#### EXERCISE
Return all of the data exactly, with nothing left out but the pictures.

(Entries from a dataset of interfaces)
================

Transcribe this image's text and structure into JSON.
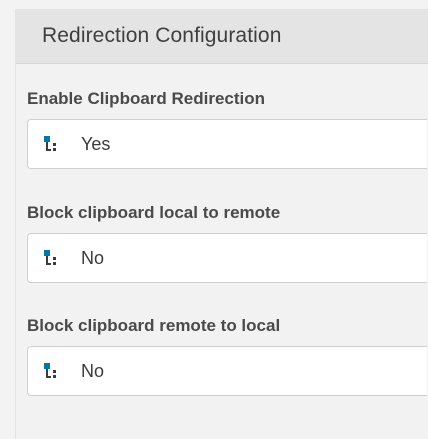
{
  "panel": {
    "title": "Redirection Configuration"
  },
  "fields": [
    {
      "label": "Enable Clipboard Redirection",
      "value": "Yes",
      "icon": "hierarchy-icon"
    },
    {
      "label": "Block clipboard local to remote",
      "value": "No",
      "icon": "hierarchy-icon"
    },
    {
      "label": "Block clipboard remote to local",
      "value": "No",
      "icon": "hierarchy-icon"
    }
  ],
  "colors": {
    "icon_accent": "#0078a8",
    "icon_dark": "#3c3c3c"
  }
}
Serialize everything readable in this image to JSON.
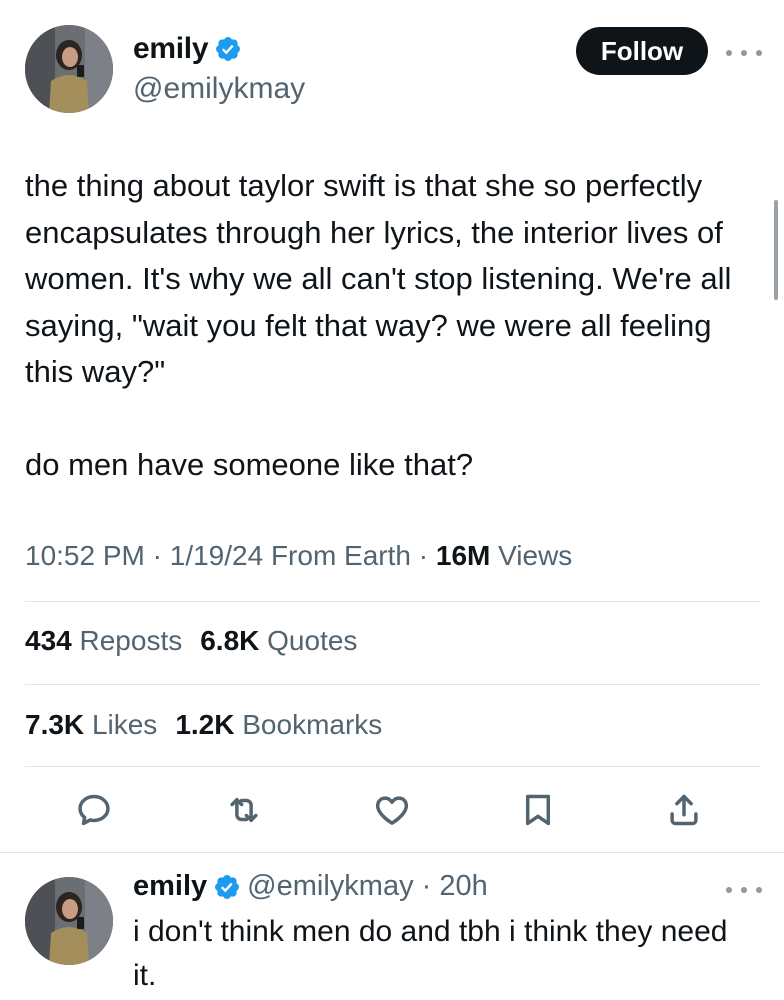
{
  "tweet": {
    "author": {
      "display_name": "emily",
      "handle": "@emilykmay",
      "verified_icon": "verified-badge-icon"
    },
    "follow_label": "Follow",
    "text": "the thing about taylor swift is that she so perfectly encapsulates through her lyrics, the interior lives of women. It's why we all can't stop listening. We're all saying, \"wait you felt that way? we were all feeling this way?\"\n\ndo men have someone like that?",
    "meta": {
      "time": "10:52 PM",
      "sep1": " · ",
      "date": "1/19/24",
      "source": " From Earth",
      "sep2": " · ",
      "views_count": "16M",
      "views_label": " Views"
    },
    "stats": {
      "reposts_count": "434",
      "reposts_label": "Reposts",
      "quotes_count": "6.8K",
      "quotes_label": "Quotes",
      "likes_count": "7.3K",
      "likes_label": "Likes",
      "bookmarks_count": "1.2K",
      "bookmarks_label": "Bookmarks"
    },
    "actions": [
      "reply-icon",
      "repost-icon",
      "like-icon",
      "bookmark-icon",
      "share-icon"
    ]
  },
  "reply": {
    "display_name": "emily",
    "handle_time": "@emilykmay · 20h",
    "text": "i don't think men do and tbh i think they need it."
  },
  "colors": {
    "primary_text": "#0f1419",
    "secondary_text": "#536471",
    "verified_blue": "#1d9bf0",
    "follow_bg": "#0f1419",
    "divider": "#e1e6ea"
  }
}
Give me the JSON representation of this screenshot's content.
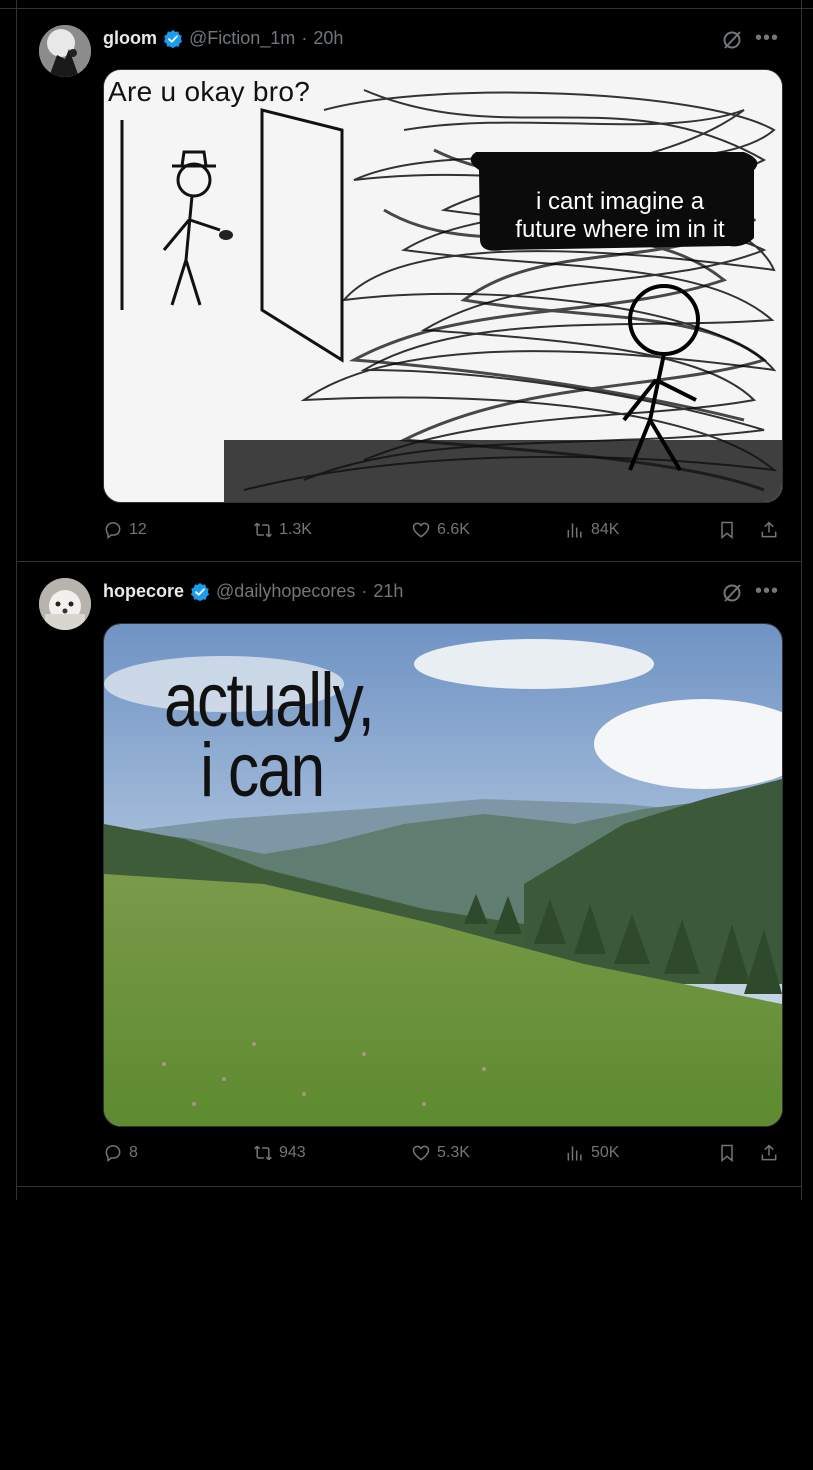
{
  "posts": [
    {
      "name": "gloom",
      "handle": "@Fiction_1m",
      "separator": "·",
      "time": "20h",
      "media": {
        "kind": "meme",
        "top_text": "Are u okay bro?",
        "bubble_line1": "i cant imagine a",
        "bubble_line2": "future where im in it"
      },
      "actions": {
        "replies": "12",
        "reposts": "1.3K",
        "likes": "6.6K",
        "views": "84K"
      }
    },
    {
      "name": "hopecore",
      "handle": "@dailyhopecores",
      "separator": "·",
      "time": "21h",
      "media": {
        "kind": "landscape",
        "line1": "actually,",
        "line2": "i can"
      },
      "actions": {
        "replies": "8",
        "reposts": "943",
        "likes": "5.3K",
        "views": "50K"
      }
    }
  ],
  "icons": {
    "verified": "verified-badge-icon",
    "grok": "grok-icon",
    "more": "more-icon",
    "reply": "reply-icon",
    "repost": "repost-icon",
    "like": "like-icon",
    "views": "views-icon",
    "bookmark": "bookmark-icon",
    "share": "share-icon"
  },
  "colors": {
    "background": "#000000",
    "text": "#e7e9ea",
    "muted": "#71767b",
    "border": "#2f3336",
    "verified": "#1d9bf0"
  }
}
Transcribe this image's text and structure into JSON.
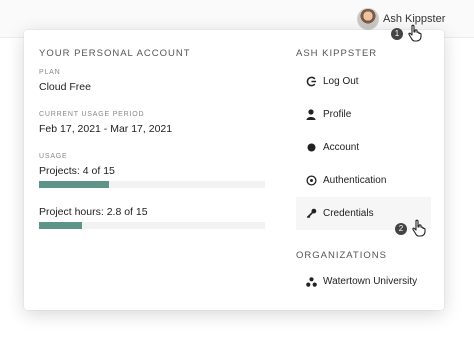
{
  "header": {
    "user_name": "Ash Kippster",
    "step_marker_1": "1"
  },
  "account": {
    "section_title": "YOUR PERSONAL ACCOUNT",
    "plan_label": "PLAN",
    "plan_value": "Cloud Free",
    "period_label": "CURRENT USAGE PERIOD",
    "period_value": "Feb 17, 2021 - Mar 17, 2021",
    "usage_label": "USAGE",
    "projects_text": "Projects: 4 of 15",
    "projects_fraction": 0.31,
    "hours_text": "Project hours: 2.8 of 15",
    "hours_fraction": 0.19,
    "bar_color": "#5e9387"
  },
  "user_menu": {
    "section_title": "ASH KIPPSTER",
    "items": [
      {
        "label": "Log Out",
        "icon": "logout-icon"
      },
      {
        "label": "Profile",
        "icon": "person-icon"
      },
      {
        "label": "Account",
        "icon": "dot-icon"
      },
      {
        "label": "Authentication",
        "icon": "target-icon"
      },
      {
        "label": "Credentials",
        "icon": "key-icon"
      }
    ],
    "step_marker_2": "2"
  },
  "organizations": {
    "section_title": "ORGANIZATIONS",
    "items": [
      {
        "label": "Watertown University",
        "icon": "organization-icon"
      }
    ]
  }
}
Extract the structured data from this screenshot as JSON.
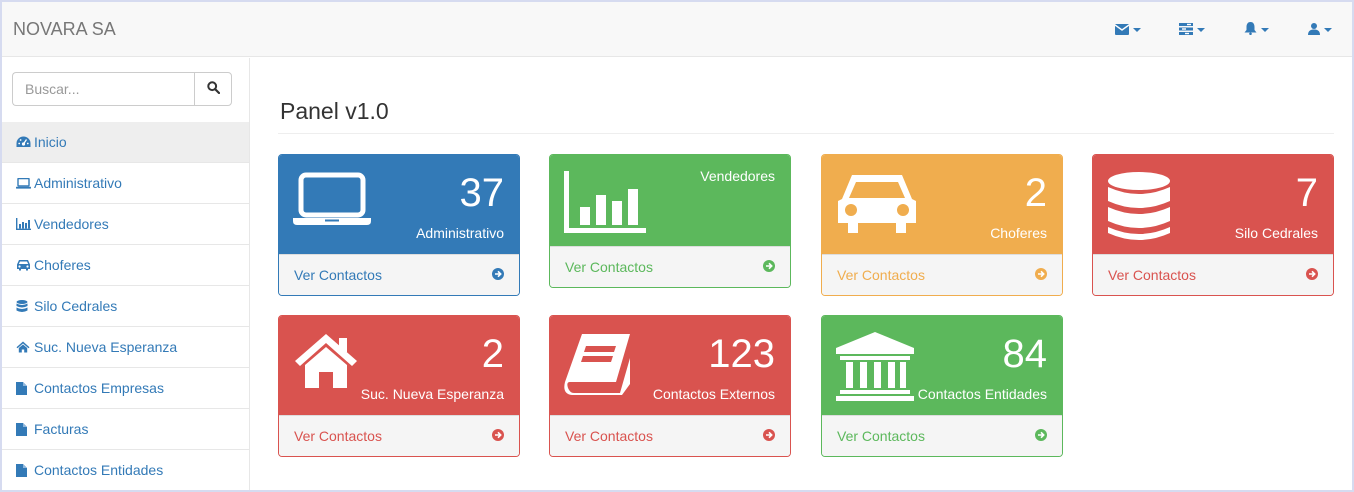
{
  "app": {
    "brand": "NOVARA SA"
  },
  "navbar": {
    "icons": [
      "envelope-icon",
      "tasks-icon",
      "bell-icon",
      "user-icon"
    ]
  },
  "search": {
    "placeholder": "Buscar...",
    "value": ""
  },
  "sidebar": {
    "items": [
      {
        "label": "Inicio",
        "icon": "dashboard-icon",
        "active": true
      },
      {
        "label": "Administrativo",
        "icon": "laptop-icon"
      },
      {
        "label": "Vendedores",
        "icon": "bar-chart-icon"
      },
      {
        "label": "Choferes",
        "icon": "car-icon"
      },
      {
        "label": "Silo Cedrales",
        "icon": "database-icon"
      },
      {
        "label": "Suc. Nueva Esperanza",
        "icon": "home-icon"
      },
      {
        "label": "Contactos Empresas",
        "icon": "file-icon"
      },
      {
        "label": "Facturas",
        "icon": "file-icon"
      },
      {
        "label": "Contactos Entidades",
        "icon": "file-icon"
      }
    ]
  },
  "main": {
    "title": "Panel v1.0",
    "panels": [
      {
        "count": "37",
        "label": "Administrativo",
        "link": "Ver Contactos",
        "color": "#337ab7",
        "icon": "laptop-icon"
      },
      {
        "count": "",
        "label": "Vendedores",
        "link": "Ver Contactos",
        "color": "#5cb85c",
        "icon": "bar-chart-icon"
      },
      {
        "count": "2",
        "label": "Choferes",
        "link": "Ver Contactos",
        "color": "#f0ad4e",
        "icon": "car-icon"
      },
      {
        "count": "7",
        "label": "Silo Cedrales",
        "link": "Ver Contactos",
        "color": "#d9534f",
        "icon": "database-icon"
      },
      {
        "count": "2",
        "label": "Suc. Nueva Esperanza",
        "link": "Ver Contactos",
        "color": "#d9534f",
        "icon": "home-icon"
      },
      {
        "count": "123",
        "label": "Contactos Externos",
        "link": "Ver Contactos",
        "color": "#d9534f",
        "icon": "book-icon"
      },
      {
        "count": "84",
        "label": "Contactos Entidades",
        "link": "Ver Contactos",
        "color": "#5cb85c",
        "icon": "bank-icon"
      }
    ]
  }
}
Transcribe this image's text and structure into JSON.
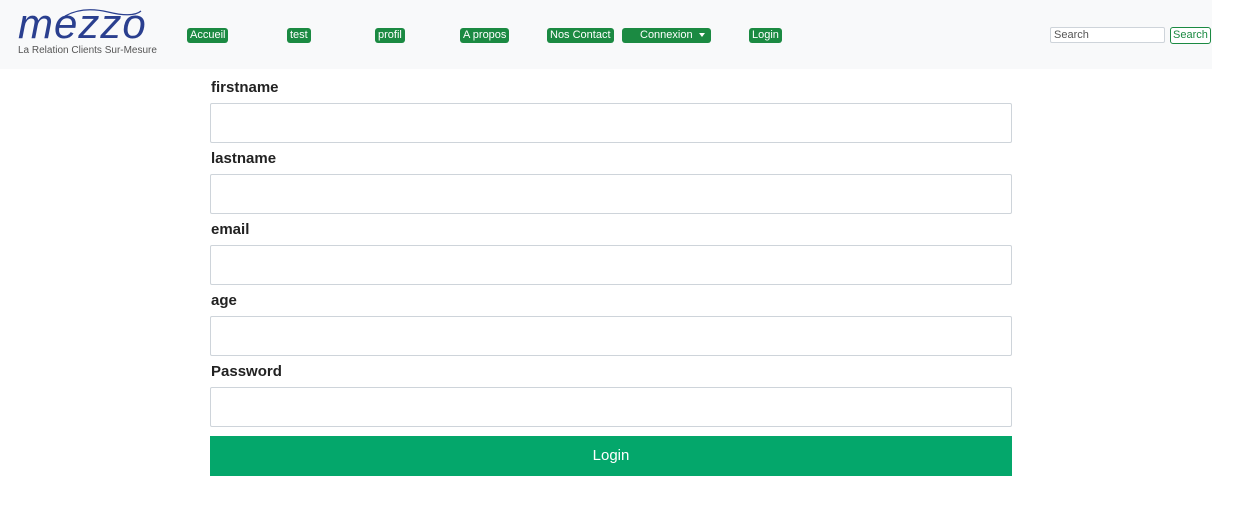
{
  "logo": {
    "wordmark": "mezzo",
    "tagline": "La Relation Clients Sur-Mesure"
  },
  "nav": {
    "items": [
      {
        "label": "Accueil"
      },
      {
        "label": "test"
      },
      {
        "label": "profil"
      },
      {
        "label": "A propos"
      },
      {
        "label": "Nos Contact"
      },
      {
        "label": "Connexion"
      },
      {
        "label": "Login"
      }
    ],
    "dropdown_icon": "caret-down-icon"
  },
  "search": {
    "placeholder": "Search",
    "button_label": "Search"
  },
  "form": {
    "fields": [
      {
        "label": "firstname",
        "value": ""
      },
      {
        "label": "lastname",
        "value": ""
      },
      {
        "label": "email",
        "value": ""
      },
      {
        "label": "age",
        "value": ""
      },
      {
        "label": "Password",
        "value": ""
      }
    ],
    "submit_label": "Login"
  },
  "colors": {
    "nav_green": "#1b8a42",
    "submit_green": "#04a76b",
    "logo_blue": "#2a3f8f"
  }
}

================

#### ANSWER SPACE
Transcribe this image's text and structure into JSON.
{
  "panel": {
    "title": "Redirection Configuration"
  },
  "fields": [
    {
      "label": "Enable Clipboard Redirection",
      "value": "Yes",
      "icon": "hierarchy-icon"
    },
    {
      "label": "Block clipboard local to remote",
      "value": "No",
      "icon": "hierarchy-icon"
    },
    {
      "label": "Block clipboard remote to local",
      "value": "No",
      "icon": "hierarchy-icon"
    }
  ],
  "colors": {
    "icon_accent": "#0078a8",
    "icon_dark": "#3c3c3c"
  }
}
Serialize everything readable in this image to JSON.
{
  "tweet": {
    "author": {
      "display_name": "emily",
      "handle": "@emilykmay",
      "verified_icon": "verified-badge-icon"
    },
    "follow_label": "Follow",
    "text": "the thing about taylor swift is that she so perfectly encapsulates through her lyrics, the interior lives of women. It's why we all can't stop listening. We're all saying, \"wait you felt that way? we were all feeling this way?\"\n\ndo men have someone like that?",
    "meta": {
      "time": "10:52 PM",
      "sep1": " · ",
      "date": "1/19/24",
      "source": " From Earth",
      "sep2": " · ",
      "views_count": "16M",
      "views_label": " Views"
    },
    "stats": {
      "reposts_count": "434",
      "reposts_label": "Reposts",
      "quotes_count": "6.8K",
      "quotes_label": "Quotes",
      "likes_count": "7.3K",
      "likes_label": "Likes",
      "bookmarks_count": "1.2K",
      "bookmarks_label": "Bookmarks"
    },
    "actions": [
      "reply-icon",
      "repost-icon",
      "like-icon",
      "bookmark-icon",
      "share-icon"
    ]
  },
  "reply": {
    "display_name": "emily",
    "handle_time": "@emilykmay · 20h",
    "text": "i don't think men do and tbh i think they need it."
  },
  "colors": {
    "primary_text": "#0f1419",
    "secondary_text": "#536471",
    "verified_blue": "#1d9bf0",
    "follow_bg": "#0f1419",
    "divider": "#e1e6ea"
  }
}
Give me the JSON representation of this screenshot's content.
{
  "posts": [
    {
      "name": "gloom",
      "handle": "@Fiction_1m",
      "separator": "·",
      "time": "20h",
      "media": {
        "kind": "meme",
        "top_text": "Are u okay bro?",
        "bubble_line1": "i cant imagine a",
        "bubble_line2": "future where im in it"
      },
      "actions": {
        "replies": "12",
        "reposts": "1.3K",
        "likes": "6.6K",
        "views": "84K"
      }
    },
    {
      "name": "hopecore",
      "handle": "@dailyhopecores",
      "separator": "·",
      "time": "21h",
      "media": {
        "kind": "landscape",
        "line1": "actually,",
        "line2": "i can"
      },
      "actions": {
        "replies": "8",
        "reposts": "943",
        "likes": "5.3K",
        "views": "50K"
      }
    }
  ],
  "icons": {
    "verified": "verified-badge-icon",
    "grok": "grok-icon",
    "more": "more-icon",
    "reply": "reply-icon",
    "repost": "repost-icon",
    "like": "like-icon",
    "views": "views-icon",
    "bookmark": "bookmark-icon",
    "share": "share-icon"
  },
  "colors": {
    "background": "#000000",
    "text": "#e7e9ea",
    "muted": "#71767b",
    "border": "#2f3336",
    "verified": "#1d9bf0"
  }
}
Transcribe this image's text and structure into JSON.
{
  "header": {
    "user_name": "Ash Kippster",
    "step_marker_1": "1"
  },
  "account": {
    "section_title": "YOUR PERSONAL ACCOUNT",
    "plan_label": "PLAN",
    "plan_value": "Cloud Free",
    "period_label": "CURRENT USAGE PERIOD",
    "period_value": "Feb 17, 2021 - Mar 17, 2021",
    "usage_label": "USAGE",
    "projects_text": "Projects: 4 of 15",
    "projects_fraction": 0.31,
    "hours_text": "Project hours: 2.8 of 15",
    "hours_fraction": 0.19,
    "bar_color": "#5e9387"
  },
  "user_menu": {
    "section_title": "ASH KIPPSTER",
    "items": [
      {
        "label": "Log Out",
        "icon": "logout-icon"
      },
      {
        "label": "Profile",
        "icon": "person-icon"
      },
      {
        "label": "Account",
        "icon": "dot-icon"
      },
      {
        "label": "Authentication",
        "icon": "target-icon"
      },
      {
        "label": "Credentials",
        "icon": "key-icon"
      }
    ],
    "step_marker_2": "2"
  },
  "organizations": {
    "section_title": "ORGANIZATIONS",
    "items": [
      {
        "label": "Watertown University",
        "icon": "organization-icon"
      }
    ]
  }
}
Extract the structured data from this screenshot as JSON.
{
  "app": {
    "brand": "NOVARA SA"
  },
  "navbar": {
    "icons": [
      "envelope-icon",
      "tasks-icon",
      "bell-icon",
      "user-icon"
    ]
  },
  "search": {
    "placeholder": "Buscar...",
    "value": ""
  },
  "sidebar": {
    "items": [
      {
        "label": "Inicio",
        "icon": "dashboard-icon",
        "active": true
      },
      {
        "label": "Administrativo",
        "icon": "laptop-icon"
      },
      {
        "label": "Vendedores",
        "icon": "bar-chart-icon"
      },
      {
        "label": "Choferes",
        "icon": "car-icon"
      },
      {
        "label": "Silo Cedrales",
        "icon": "database-icon"
      },
      {
        "label": "Suc. Nueva Esperanza",
        "icon": "home-icon"
      },
      {
        "label": "Contactos Empresas",
        "icon": "file-icon"
      },
      {
        "label": "Facturas",
        "icon": "file-icon"
      },
      {
        "label": "Contactos Entidades",
        "icon": "file-icon"
      }
    ]
  },
  "main": {
    "title": "Panel v1.0",
    "panels": [
      {
        "count": "37",
        "label": "Administrativo",
        "link": "Ver Contactos",
        "color": "#337ab7",
        "icon": "laptop-icon"
      },
      {
        "count": "",
        "label": "Vendedores",
        "link": "Ver Contactos",
        "color": "#5cb85c",
        "icon": "bar-chart-icon"
      },
      {
        "count": "2",
        "label": "Choferes",
        "link": "Ver Contactos",
        "color": "#f0ad4e",
        "icon": "car-icon"
      },
      {
        "count": "7",
        "label": "Silo Cedrales",
        "link": "Ver Contactos",
        "color": "#d9534f",
        "icon": "database-icon"
      },
      {
        "count": "2",
        "label": "Suc. Nueva Esperanza",
        "link": "Ver Contactos",
        "color": "#d9534f",
        "icon": "home-icon"
      },
      {
        "count": "123",
        "label": "Contactos Externos",
        "link": "Ver Contactos",
        "color": "#d9534f",
        "icon": "book-icon"
      },
      {
        "count": "84",
        "label": "Contactos Entidades",
        "link": "Ver Contactos",
        "color": "#5cb85c",
        "icon": "bank-icon"
      }
    ]
  }
}
Transcribe this image's text and structure into JSON.
{
  "logo": {
    "wordmark": "mezzo",
    "tagline": "La Relation Clients Sur-Mesure"
  },
  "nav": {
    "items": [
      {
        "label": "Accueil"
      },
      {
        "label": "test"
      },
      {
        "label": "profil"
      },
      {
        "label": "A propos"
      },
      {
        "label": "Nos Contact"
      },
      {
        "label": "Connexion"
      },
      {
        "label": "Login"
      }
    ],
    "dropdown_icon": "caret-down-icon"
  },
  "search": {
    "placeholder": "Search",
    "button_label": "Search"
  },
  "form": {
    "fields": [
      {
        "label": "firstname",
        "value": ""
      },
      {
        "label": "lastname",
        "value": ""
      },
      {
        "label": "email",
        "value": ""
      },
      {
        "label": "age",
        "value": ""
      },
      {
        "label": "Password",
        "value": ""
      }
    ],
    "submit_label": "Login"
  },
  "colors": {
    "nav_green": "#1b8a42",
    "submit_green": "#04a76b",
    "logo_blue": "#2a3f8f"
  }
}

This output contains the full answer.